What Sarepta’s game-changing data mean for biotech’s other Duchenne players

first_img @damiangarde National Biotech Reporter Damian covers biotech, is a co-writer of The Readout newsletter, and a co-host of “The Readout LOUD” podcast. STAT+ is STAT’s premium subscription service for in-depth biotech, pharma, policy, and life science coverage and analysis. Our award-winning team covers news on Wall Street, policy developments in Washington, early science breakthroughs and clinical trial results, and health care disruption in Silicon Valley and beyond. By Damian Garde June 19, 2018 Reprints Unlock this article — plus daily coverage and analysis of the biotech sector — by subscribing to STAT+. First 30 days free. GET STARTED Dominic Romito, who has Duchenne muscular dystrophy, attends a 2016 FDA advisory committee hearing on an experimental treatment that has since been approved. John Boal for The Boston Globe About the Author Reprints Tags biotechnologySTAT+ Sarepta Therapeutics became the toast of biotech on Tuesday after revealing early data on a gene therapy for Duchenne muscular dystrophy that far outstripped Wall Street’s expectations.But Sarepta is hardly alone in the field, and nothing in biotech happens in a vacuum. Here’s a look at what the latest DMD results mean for the company’s competitors. Daily reporting and analysis The most comprehensive industry coverage from a powerhouse team of reporters Subscriber-only newsletters Daily newsletters to brief you on the most important industry news of the day STAT+ Conversations Weekly opportunities to engage with our reporters and leading industry experts in live video conversations Exclusive industry events Premium access to subscriber-only networking events around the country The best reporters in the industry The most trusted and well-connected newsroom in the health care industry And much more Exclusive interviews with industry leaders, profiles, and premium tools, like our CRISPR Trackr.center_img What’s included? Damian Garde Log In | Learn More GET STARTED What Sarepta’s game-changing data mean for biotech’s other Duchenne players [email protected] Biotech What is it?last_img read more

Fewer U.S. teens smoking, doing drugs, and drinking milk
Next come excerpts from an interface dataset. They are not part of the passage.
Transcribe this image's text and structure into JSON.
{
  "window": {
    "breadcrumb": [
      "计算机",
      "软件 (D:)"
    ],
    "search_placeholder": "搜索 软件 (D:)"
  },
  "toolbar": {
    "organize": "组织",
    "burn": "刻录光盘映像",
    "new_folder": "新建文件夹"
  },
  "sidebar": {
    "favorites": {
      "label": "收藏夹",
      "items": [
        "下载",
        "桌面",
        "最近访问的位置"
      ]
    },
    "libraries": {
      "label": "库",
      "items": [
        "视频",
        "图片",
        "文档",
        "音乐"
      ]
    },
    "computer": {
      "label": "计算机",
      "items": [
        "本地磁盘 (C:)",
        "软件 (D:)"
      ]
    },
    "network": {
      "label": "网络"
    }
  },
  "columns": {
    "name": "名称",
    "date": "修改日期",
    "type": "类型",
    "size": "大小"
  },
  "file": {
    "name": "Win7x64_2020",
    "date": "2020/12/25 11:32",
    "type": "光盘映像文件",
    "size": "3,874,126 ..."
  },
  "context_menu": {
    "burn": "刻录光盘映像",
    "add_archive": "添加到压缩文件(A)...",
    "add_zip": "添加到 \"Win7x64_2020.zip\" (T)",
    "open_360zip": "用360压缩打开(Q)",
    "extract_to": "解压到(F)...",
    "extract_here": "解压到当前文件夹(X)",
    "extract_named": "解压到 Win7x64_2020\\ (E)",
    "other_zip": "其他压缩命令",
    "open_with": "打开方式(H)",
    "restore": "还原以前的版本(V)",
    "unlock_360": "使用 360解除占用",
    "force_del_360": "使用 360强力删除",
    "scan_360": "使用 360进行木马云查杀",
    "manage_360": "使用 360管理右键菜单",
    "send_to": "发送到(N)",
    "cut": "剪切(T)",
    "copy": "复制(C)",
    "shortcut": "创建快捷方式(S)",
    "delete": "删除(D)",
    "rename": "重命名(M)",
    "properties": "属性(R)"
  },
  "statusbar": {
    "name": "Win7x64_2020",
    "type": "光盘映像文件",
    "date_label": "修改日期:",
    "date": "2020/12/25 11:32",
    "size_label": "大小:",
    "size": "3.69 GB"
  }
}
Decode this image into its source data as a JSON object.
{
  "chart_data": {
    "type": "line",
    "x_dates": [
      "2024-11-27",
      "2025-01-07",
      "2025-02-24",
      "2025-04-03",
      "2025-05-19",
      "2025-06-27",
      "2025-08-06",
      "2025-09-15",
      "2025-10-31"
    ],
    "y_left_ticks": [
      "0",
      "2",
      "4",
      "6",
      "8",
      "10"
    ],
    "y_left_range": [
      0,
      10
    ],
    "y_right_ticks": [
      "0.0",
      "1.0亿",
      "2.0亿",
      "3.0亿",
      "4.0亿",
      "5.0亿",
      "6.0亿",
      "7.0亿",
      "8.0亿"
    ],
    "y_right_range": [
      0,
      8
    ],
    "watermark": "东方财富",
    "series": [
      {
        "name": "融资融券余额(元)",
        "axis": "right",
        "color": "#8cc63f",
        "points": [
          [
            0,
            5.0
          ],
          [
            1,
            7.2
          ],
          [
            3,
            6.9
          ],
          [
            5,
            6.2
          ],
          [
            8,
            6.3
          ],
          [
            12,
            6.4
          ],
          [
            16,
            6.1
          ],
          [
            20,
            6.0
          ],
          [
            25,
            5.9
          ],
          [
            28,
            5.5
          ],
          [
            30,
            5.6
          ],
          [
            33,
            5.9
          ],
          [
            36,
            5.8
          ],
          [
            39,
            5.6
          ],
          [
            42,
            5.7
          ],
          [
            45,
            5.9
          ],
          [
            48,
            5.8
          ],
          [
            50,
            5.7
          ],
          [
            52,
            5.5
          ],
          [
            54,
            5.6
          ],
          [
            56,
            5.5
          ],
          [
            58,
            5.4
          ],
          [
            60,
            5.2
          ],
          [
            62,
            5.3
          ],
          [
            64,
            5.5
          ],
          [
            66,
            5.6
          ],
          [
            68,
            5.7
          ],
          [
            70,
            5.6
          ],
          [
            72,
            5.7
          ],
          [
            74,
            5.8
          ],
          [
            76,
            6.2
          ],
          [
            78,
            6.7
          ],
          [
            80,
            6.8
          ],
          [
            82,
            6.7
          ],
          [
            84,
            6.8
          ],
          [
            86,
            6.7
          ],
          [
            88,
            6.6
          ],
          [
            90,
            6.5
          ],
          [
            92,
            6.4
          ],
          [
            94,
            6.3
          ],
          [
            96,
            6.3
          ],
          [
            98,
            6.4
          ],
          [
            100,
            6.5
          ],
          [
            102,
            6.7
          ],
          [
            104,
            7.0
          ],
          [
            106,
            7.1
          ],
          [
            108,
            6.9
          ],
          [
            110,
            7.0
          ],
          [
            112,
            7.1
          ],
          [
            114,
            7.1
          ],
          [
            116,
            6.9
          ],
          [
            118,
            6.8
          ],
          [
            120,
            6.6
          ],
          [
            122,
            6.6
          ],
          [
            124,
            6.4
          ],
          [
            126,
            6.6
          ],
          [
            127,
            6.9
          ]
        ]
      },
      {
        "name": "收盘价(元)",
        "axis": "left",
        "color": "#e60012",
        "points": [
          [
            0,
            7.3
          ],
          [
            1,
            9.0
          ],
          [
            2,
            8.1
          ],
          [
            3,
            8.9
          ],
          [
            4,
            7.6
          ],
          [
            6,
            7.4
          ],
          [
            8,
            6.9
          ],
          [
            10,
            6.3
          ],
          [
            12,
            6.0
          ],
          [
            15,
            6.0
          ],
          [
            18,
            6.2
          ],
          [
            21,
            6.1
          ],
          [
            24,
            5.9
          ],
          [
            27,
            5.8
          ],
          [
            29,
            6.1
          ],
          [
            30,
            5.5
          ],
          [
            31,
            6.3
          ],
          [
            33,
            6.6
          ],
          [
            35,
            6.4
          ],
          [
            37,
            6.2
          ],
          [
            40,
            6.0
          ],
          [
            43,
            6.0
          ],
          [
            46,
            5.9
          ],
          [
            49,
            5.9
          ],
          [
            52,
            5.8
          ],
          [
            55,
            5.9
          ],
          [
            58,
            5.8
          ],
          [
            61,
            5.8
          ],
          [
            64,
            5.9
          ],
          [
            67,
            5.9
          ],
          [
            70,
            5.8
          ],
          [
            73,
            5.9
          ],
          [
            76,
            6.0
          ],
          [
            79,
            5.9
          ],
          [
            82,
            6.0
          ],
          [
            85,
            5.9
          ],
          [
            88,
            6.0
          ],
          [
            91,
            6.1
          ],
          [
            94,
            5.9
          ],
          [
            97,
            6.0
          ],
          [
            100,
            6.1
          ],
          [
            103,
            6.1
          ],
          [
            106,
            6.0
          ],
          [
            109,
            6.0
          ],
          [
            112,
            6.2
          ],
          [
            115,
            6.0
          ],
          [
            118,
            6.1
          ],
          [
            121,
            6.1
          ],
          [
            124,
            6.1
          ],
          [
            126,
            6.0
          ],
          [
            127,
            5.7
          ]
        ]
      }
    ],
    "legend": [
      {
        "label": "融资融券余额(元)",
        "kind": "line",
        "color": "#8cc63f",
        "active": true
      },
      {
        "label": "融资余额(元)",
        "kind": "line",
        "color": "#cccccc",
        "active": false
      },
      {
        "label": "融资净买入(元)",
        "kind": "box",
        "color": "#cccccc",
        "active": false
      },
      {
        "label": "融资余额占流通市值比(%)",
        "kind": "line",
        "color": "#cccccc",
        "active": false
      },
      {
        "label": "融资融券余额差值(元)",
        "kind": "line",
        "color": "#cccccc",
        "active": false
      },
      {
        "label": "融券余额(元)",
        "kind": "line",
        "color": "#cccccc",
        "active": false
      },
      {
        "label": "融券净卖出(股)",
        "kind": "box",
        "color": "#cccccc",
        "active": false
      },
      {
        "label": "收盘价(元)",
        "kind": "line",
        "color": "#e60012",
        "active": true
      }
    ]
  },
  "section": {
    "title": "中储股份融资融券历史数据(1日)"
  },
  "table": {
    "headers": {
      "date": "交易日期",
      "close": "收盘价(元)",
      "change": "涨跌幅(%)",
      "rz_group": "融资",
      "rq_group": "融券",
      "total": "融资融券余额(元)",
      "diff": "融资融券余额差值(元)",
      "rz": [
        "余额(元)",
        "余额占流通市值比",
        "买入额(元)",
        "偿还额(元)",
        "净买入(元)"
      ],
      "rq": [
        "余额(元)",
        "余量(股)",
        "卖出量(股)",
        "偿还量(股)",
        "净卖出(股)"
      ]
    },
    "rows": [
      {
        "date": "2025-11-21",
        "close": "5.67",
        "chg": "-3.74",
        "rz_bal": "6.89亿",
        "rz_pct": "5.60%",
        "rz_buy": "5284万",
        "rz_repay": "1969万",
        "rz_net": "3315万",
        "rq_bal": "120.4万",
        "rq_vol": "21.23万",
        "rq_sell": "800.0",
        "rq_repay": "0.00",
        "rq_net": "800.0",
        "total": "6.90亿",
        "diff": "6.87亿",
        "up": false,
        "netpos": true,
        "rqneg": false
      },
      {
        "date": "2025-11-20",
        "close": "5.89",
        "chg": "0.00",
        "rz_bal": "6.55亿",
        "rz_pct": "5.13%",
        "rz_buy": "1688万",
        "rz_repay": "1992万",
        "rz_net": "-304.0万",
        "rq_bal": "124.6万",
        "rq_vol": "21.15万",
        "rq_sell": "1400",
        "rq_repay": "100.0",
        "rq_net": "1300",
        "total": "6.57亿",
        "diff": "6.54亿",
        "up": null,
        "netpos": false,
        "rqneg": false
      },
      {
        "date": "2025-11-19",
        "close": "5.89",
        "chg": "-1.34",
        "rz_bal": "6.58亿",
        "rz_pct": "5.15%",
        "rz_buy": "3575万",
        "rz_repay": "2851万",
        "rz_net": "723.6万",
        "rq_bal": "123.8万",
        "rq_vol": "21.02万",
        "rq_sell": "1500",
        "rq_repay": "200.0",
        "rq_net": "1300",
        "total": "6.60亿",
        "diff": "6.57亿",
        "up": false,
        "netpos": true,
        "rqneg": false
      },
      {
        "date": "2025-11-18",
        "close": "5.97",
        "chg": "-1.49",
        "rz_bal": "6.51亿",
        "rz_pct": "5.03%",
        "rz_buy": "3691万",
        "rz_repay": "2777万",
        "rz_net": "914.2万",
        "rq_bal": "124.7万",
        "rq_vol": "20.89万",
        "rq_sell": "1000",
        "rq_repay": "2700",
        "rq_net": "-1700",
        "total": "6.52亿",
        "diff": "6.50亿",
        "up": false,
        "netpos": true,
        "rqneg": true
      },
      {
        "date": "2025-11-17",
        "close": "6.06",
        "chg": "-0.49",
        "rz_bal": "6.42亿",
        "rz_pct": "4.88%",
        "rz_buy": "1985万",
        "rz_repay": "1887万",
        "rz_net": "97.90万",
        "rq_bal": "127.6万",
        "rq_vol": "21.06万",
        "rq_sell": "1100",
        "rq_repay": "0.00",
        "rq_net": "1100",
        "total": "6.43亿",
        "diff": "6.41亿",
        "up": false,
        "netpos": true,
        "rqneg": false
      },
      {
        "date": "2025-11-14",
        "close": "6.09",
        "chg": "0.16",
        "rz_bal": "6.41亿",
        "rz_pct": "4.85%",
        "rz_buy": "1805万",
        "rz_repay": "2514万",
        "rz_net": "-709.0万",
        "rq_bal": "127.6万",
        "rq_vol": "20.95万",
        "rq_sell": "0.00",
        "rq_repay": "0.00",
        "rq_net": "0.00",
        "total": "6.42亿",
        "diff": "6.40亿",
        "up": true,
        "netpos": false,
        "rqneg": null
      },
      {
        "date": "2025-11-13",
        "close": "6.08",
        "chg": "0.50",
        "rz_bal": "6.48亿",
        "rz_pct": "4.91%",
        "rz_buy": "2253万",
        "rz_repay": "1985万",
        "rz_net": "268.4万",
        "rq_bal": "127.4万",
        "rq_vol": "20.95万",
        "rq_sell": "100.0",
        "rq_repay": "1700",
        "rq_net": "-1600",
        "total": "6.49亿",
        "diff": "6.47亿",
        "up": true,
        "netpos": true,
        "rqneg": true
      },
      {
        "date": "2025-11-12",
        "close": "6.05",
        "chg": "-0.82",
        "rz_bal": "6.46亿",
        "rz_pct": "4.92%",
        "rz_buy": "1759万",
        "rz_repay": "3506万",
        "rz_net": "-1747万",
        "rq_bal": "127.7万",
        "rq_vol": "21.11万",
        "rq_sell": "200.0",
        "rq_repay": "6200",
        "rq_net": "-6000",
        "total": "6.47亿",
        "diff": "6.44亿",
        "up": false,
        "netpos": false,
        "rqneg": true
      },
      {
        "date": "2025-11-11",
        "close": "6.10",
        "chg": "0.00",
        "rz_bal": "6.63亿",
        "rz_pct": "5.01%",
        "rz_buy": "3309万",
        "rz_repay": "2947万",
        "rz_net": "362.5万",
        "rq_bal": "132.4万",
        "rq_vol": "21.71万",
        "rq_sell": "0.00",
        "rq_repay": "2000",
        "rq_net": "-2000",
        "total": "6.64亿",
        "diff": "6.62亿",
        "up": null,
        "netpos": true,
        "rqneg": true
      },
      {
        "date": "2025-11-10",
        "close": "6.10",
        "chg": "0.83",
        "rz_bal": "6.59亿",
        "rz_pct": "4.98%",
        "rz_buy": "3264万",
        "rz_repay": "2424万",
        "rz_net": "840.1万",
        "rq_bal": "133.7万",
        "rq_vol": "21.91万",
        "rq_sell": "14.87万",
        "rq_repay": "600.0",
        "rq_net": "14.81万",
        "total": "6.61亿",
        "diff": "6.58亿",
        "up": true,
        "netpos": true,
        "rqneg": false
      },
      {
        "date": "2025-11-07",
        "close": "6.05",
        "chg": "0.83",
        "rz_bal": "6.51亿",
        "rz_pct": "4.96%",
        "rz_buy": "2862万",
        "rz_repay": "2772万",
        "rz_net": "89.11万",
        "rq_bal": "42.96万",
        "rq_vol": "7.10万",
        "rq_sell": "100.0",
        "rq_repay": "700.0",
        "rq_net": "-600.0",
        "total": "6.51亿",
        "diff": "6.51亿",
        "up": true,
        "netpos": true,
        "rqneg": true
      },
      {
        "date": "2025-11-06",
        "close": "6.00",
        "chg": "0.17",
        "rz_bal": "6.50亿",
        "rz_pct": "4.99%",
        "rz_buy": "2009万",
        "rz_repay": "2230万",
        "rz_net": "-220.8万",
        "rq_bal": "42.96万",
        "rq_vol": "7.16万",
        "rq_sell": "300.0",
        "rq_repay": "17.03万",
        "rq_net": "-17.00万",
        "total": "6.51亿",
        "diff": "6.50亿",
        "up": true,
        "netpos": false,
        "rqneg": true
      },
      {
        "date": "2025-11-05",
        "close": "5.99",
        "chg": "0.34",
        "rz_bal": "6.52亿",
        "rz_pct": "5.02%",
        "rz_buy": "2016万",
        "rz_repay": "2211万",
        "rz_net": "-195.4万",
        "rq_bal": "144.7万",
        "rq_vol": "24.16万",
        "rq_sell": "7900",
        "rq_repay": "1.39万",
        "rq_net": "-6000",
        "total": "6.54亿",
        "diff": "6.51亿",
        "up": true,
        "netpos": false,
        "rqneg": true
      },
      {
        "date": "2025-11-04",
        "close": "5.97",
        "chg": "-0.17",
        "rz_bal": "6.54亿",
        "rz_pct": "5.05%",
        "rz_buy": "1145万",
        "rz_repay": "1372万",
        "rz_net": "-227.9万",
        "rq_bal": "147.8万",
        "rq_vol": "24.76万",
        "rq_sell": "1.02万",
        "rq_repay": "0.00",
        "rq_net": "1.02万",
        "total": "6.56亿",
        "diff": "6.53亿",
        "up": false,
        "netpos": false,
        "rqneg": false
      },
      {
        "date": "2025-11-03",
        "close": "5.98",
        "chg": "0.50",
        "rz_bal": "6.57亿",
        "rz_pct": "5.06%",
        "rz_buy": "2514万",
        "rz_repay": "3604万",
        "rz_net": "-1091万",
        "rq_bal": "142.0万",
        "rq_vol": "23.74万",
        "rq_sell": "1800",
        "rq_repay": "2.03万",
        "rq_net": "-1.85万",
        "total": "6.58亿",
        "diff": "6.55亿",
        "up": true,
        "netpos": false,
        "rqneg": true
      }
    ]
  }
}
first_imgOne trend that stood out was the drop in drinking milk, which started falling for all Americans after World War II. In recent decades, teens have shifted from milk to soda, then to Gatorade and other sports drinks, and recently to energy drinks like Monster and Red Bull. Comparing the Covid-19 vaccines developed by Pfizer, Moderna, and Johnson & Johnson HealthFewer U.S. teens smoking, doing drugs, and drinking milk One caveat: Most students were not asked about energy drinks so how many kids drink them now isn’t known. A study from a decade ago estimated that nearly a third of kids between the age of 12 and 17 were regularly drinking energy drinks.Kids have shifted from a dairy product rich in calcium and vitamin D to beverages laden with sugar and caffeine, which is likely contributing to the nation’s obesity problem, said Barry Popkin, a University of North Carolina researcher who studies how diets change.“This is not a healthy trend for our long-term health,” he said.For teens, the government recommends 3 cups daily of dairy products — milk, yogurt or cheese.The survey by the Centers for Disease Control and Prevention is conducted every two years. About 15,000 students at 144 high schools were surveyed last year. The surveys are anonymous and voluntary, and there’s no check of medical records or other documents to verify answers.Some of the findings:Not as many teen are having sex, although there wasn’t much change from the 2015 survey results. Last year, about 40 percent said they’d ever had sex, down from 48 percent a decade ago.There was no substantial recent change for cigarette smoking, either. About 9 percent are current smokers, down from more than 27 percent when the survey started in 1991. Ditto alcohol, with 30 percent saying they currently use alcohol, down from 51 percent in 1991.Marijuana use seems to hovering, with about 36 percent of students saying they had ever tried it. But overall, illegal drug use seems to be falling, including for synthetic marijuana, ecstasy, heroin, inhalants, and LSD and other hallucinogenic drugs. For the first time, the survey asked if they had ever abused prescription opioid medications. About 14 percent did.Another first-time question: Have you had a concussion from a sport or physical activity at least once in the previous year? Nationally, 15 percent said they had. The finding may sound high but it’s not far off from what’s been reported by some other researchers, said Michael Collins, who runs a University of Pittsburgh-affiliated sports concussion program.— Mike StobbeThe Associated Press Health & Science Department receives support from the Howard Hughes Medical Institute’s Department of Science Education. The AP is solely responsible for all content. By Associated Press June 14, 2018 Reprints About the Author Reprints Tags nutritionsexual healthcenter_img NEW YORK — Fewer U.S. teens are smoking, having sex and doing drugs these days. Oh, and they’re drinking less milk, too.Less than one-third of high school students drink a glass of milk a day, according to a large government survey released Thursday. About two decades ago, it was nearly half.Last year’s survey asked about 100 questions on a wide range of health topics, including smoking, drugs, and diet. Researchers compared the results to similar questionnaires going back more than 25 years.advertisement Gerald Herbert/AP Associated Press Trending Now: The survey showed slightly fewer kids are drinking soda and sports drinks now, compared to the last survey in 2015.advertisementlast_img read more